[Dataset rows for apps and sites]
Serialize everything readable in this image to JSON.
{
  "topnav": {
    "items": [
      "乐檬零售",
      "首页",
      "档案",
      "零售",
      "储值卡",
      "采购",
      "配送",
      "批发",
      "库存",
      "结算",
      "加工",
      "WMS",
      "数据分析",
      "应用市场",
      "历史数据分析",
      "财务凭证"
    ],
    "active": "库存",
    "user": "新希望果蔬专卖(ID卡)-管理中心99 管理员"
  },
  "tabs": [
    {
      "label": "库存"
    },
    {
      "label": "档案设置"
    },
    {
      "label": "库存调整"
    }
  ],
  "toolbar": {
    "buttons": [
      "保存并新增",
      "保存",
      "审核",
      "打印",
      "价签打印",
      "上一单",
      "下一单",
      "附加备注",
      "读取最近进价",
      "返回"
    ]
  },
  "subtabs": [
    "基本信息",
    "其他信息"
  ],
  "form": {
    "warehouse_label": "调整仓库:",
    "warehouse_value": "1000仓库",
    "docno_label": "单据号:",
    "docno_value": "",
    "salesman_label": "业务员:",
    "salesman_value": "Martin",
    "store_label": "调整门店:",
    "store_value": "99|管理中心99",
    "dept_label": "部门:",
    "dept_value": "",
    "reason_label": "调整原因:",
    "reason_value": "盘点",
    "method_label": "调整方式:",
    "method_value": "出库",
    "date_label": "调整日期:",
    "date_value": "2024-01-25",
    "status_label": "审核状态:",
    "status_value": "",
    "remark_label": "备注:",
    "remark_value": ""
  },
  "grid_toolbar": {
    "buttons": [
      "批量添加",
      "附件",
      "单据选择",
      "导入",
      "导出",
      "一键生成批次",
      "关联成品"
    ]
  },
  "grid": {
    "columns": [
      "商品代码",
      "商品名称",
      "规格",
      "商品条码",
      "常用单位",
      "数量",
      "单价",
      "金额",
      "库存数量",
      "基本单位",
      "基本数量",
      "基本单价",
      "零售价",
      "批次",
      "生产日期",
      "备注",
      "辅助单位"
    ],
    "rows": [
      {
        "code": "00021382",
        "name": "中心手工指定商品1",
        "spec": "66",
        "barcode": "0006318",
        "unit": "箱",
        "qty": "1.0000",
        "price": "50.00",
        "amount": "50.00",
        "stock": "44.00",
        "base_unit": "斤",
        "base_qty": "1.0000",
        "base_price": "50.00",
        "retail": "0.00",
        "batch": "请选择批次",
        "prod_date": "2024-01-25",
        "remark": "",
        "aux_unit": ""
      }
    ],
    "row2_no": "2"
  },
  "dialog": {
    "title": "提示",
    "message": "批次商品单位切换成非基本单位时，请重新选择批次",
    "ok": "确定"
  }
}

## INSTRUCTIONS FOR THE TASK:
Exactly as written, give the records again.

## EXERCISE RESPONSE:
Serialize everything readable in this image to JSON.
{
  "topnav": {
    "items": [
      "乐檬零售",
      "首页",
      "档案",
      "零售",
      "储值卡",
      "采购",
      "配送",
      "批发",
      "库存",
      "结算",
      "加工",
      "WMS",
      "数据分析",
      "应用市场",
      "历史数据分析",
      "财务凭证"
    ],
    "active": "库存",
    "user": "新希望果蔬专卖(ID卡)-管理中心99 管理员"
  },
  "tabs": [
    {
      "label": "库存"
    },
    {
      "label": "档案设置"
    },
    {
      "label": "库存调整"
    }
  ],
  "toolbar": {
    "buttons": [
      "保存并新增",
      "保存",
      "审核",
      "打印",
      "价签打印",
      "上一单",
      "下一单",
      "附加备注",
      "读取最近进价",
      "返回"
    ]
  },
  "subtabs": [
    "基本信息",
    "其他信息"
  ],
  "form": {
    "warehouse_label": "调整仓库:",
    "warehouse_value": "1000仓库",
    "docno_label": "单据号:",
    "docno_value": "",
    "salesman_label": "业务员:",
    "salesman_value": "Martin",
    "store_label": "调整门店:",
    "store_value": "99|管理中心99",
    "dept_label": "部门:",
    "dept_value": "",
    "reason_label": "调整原因:",
    "reason_value": "盘点",
    "method_label": "调整方式:",
    "method_value": "出库",
    "date_label": "调整日期:",
    "date_value": "2024-01-25",
    "status_label": "审核状态:",
    "status_value": "",
    "remark_label": "备注:",
    "remark_value": ""
  },
  "grid_toolbar": {
    "buttons": [
      "批量添加",
      "附件",
      "单据选择",
      "导入",
      "导出",
      "一键生成批次",
      "关联成品"
    ]
  },
  "grid": {
    "columns": [
      "商品代码",
      "商品名称",
      "规格",
      "商品条码",
      "常用单位",
      "数量",
      "单价",
      "金额",
      "库存数量",
      "基本单位",
      "基本数量",
      "基本单价",
      "零售价",
      "批次",
      "生产日期",
      "备注",
      "辅助单位"
    ],
    "rows": [
      {
        "code": "00021382",
        "name": "中心手工指定商品1",
        "spec": "66",
        "barcode": "0006318",
        "unit": "箱",
        "qty": "1.0000",
        "price": "50.00",
        "amount": "50.00",
        "stock": "44.00",
        "base_unit": "斤",
        "base_qty": "1.0000",
        "base_price": "50.00",
        "retail": "0.00",
        "batch": "请选择批次",
        "prod_date": "2024-01-25",
        "remark": "",
        "aux_unit": ""
      }
    ],
    "row2_no": "2"
  },
  "dialog": {
    "title": "提示",
    "message": "批次商品单位切换成非基本单位时，请重新选择批次",
    "ok": "确定"
  }
}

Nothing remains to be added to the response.